ACTION ITEM. The response is to be the full listing, set down exactly.

RECORDS FOR PROCESSING.
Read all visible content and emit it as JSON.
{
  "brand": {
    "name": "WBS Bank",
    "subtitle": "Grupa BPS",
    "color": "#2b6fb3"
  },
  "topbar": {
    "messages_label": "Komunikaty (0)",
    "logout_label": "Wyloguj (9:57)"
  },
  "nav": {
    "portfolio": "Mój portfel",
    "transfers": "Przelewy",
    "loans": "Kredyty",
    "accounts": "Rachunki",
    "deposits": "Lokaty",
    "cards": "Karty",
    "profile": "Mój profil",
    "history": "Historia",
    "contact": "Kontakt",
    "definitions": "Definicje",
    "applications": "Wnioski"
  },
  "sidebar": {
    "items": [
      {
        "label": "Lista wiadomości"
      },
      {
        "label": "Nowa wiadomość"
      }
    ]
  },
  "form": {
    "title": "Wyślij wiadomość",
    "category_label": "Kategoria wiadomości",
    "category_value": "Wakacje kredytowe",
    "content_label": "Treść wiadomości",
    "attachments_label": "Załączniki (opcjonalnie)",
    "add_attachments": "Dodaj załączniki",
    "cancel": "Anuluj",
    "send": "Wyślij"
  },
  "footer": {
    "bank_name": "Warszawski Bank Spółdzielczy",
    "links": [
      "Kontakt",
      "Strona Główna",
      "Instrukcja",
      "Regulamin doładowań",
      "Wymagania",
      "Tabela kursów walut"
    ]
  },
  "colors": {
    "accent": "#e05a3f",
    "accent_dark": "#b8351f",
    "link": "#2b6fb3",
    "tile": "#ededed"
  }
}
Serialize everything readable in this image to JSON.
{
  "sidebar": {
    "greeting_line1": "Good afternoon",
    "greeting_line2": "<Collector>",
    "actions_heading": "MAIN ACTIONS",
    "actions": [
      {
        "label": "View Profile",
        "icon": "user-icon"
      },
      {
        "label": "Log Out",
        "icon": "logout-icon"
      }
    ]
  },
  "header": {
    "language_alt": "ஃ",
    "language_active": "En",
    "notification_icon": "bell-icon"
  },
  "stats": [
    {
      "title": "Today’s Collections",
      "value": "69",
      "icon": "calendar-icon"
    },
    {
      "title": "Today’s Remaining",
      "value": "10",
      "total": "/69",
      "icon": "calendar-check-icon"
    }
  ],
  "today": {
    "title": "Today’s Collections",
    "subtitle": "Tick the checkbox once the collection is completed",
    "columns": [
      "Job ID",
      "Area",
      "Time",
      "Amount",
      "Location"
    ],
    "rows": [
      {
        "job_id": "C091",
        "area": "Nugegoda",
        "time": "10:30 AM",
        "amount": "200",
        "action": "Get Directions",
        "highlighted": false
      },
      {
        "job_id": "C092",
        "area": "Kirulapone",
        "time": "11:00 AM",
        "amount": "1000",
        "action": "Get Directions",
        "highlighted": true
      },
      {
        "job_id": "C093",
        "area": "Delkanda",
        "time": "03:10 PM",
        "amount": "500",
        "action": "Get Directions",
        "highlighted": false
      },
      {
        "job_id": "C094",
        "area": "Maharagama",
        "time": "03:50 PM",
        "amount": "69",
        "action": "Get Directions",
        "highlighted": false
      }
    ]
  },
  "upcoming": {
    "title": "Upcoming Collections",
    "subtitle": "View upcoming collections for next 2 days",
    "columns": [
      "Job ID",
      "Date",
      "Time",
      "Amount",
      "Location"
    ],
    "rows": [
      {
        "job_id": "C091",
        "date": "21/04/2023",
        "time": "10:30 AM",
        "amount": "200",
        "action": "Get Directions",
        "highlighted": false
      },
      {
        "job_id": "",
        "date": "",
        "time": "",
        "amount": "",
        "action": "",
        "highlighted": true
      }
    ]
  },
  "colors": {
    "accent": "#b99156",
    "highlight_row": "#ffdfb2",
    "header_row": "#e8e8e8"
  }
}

SOLUTION BELOW.
Read all visible content and emit it as JSON.
{
  "brand": {
    "name": "WBS Bank",
    "subtitle": "Grupa BPS",
    "color": "#2b6fb3"
  },
  "topbar": {
    "messages_label": "Komunikaty (0)",
    "logout_label": "Wyloguj (9:57)"
  },
  "nav": {
    "portfolio": "Mój portfel",
    "transfers": "Przelewy",
    "loans": "Kredyty",
    "accounts": "Rachunki",
    "deposits": "Lokaty",
    "cards": "Karty",
    "profile": "Mój profil",
    "history": "Historia",
    "contact": "Kontakt",
    "definitions": "Definicje",
    "applications": "Wnioski"
  },
  "sidebar": {
    "items": [
      {
        "label": "Lista wiadomości"
      },
      {
        "label": "Nowa wiadomość"
      }
    ]
  },
  "form": {
    "title": "Wyślij wiadomość",
    "category_label": "Kategoria wiadomości",
    "category_value": "Wakacje kredytowe",
    "content_label": "Treść wiadomości",
    "attachments_label": "Załączniki (opcjonalnie)",
    "add_attachments": "Dodaj załączniki",
    "cancel": "Anuluj",
    "send": "Wyślij"
  },
  "footer": {
    "bank_name": "Warszawski Bank Spółdzielczy",
    "links": [
      "Kontakt",
      "Strona Główna",
      "Instrukcja",
      "Regulamin doładowań",
      "Wymagania",
      "Tabela kursów walut"
    ]
  },
  "colors": {
    "accent": "#e05a3f",
    "accent_dark": "#b8351f",
    "link": "#2b6fb3",
    "tile": "#ededed"
  }
}
Serialize everything readable in this image to JSON.
{
  "sidebar": {
    "greeting_line1": "Good afternoon",
    "greeting_line2": "<Collector>",
    "actions_heading": "MAIN ACTIONS",
    "actions": [
      {
        "label": "View Profile",
        "icon": "user-icon"
      },
      {
        "label": "Log Out",
        "icon": "logout-icon"
      }
    ]
  },
  "header": {
    "language_alt": "ஃ",
    "language_active": "En",
    "notification_icon": "bell-icon"
  },
  "stats": [
    {
      "title": "Today’s Collections",
      "value": "69",
      "icon": "calendar-icon"
    },
    {
      "title": "Today’s Remaining",
      "value": "10",
      "total": "/69",
      "icon": "calendar-check-icon"
    }
  ],
  "today": {
    "title": "Today’s Collections",
    "subtitle": "Tick the checkbox once the collection is completed",
    "columns": [
      "Job ID",
      "Area",
      "Time",
      "Amount",
      "Location"
    ],
    "rows": [
      {
        "job_id": "C091",
        "area": "Nugegoda",
        "time": "10:30 AM",
        "amount": "200",
        "action": "Get Directions",
        "highlighted": false
      },
      {
        "job_id": "C092",
        "area": "Kirulapone",
        "time": "11:00 AM",
        "amount": "1000",
        "action": "Get Directions",
        "highlighted": true
      },
      {
        "job_id": "C093",
        "area": "Delkanda",
        "time": "03:10 PM",
        "amount": "500",
        "action": "Get Directions",
        "highlighted": false
      },
      {
        "job_id": "C094",
        "area": "Maharagama",
        "time": "03:50 PM",
        "amount": "69",
        "action": "Get Directions",
        "highlighted": false
      }
    ]
  },
  "upcoming": {
    "title": "Upcoming Collections",
    "subtitle": "View upcoming collections for next 2 days",
    "columns": [
      "Job ID",
      "Date",
      "Time",
      "Amount",
      "Location"
    ],
    "rows": [
      {
        "job_id": "C091",
        "date": "21/04/2023",
        "time": "10:30 AM",
        "amount": "200",
        "action": "Get Directions",
        "highlighted": false
      },
      {
        "job_id": "",
        "date": "",
        "time": "",
        "amount": "",
        "action": "",
        "highlighted": true
      }
    ]
  },
  "colors": {
    "accent": "#b99156",
    "highlight_row": "#ffdfb2",
    "header_row": "#e8e8e8"
  }
}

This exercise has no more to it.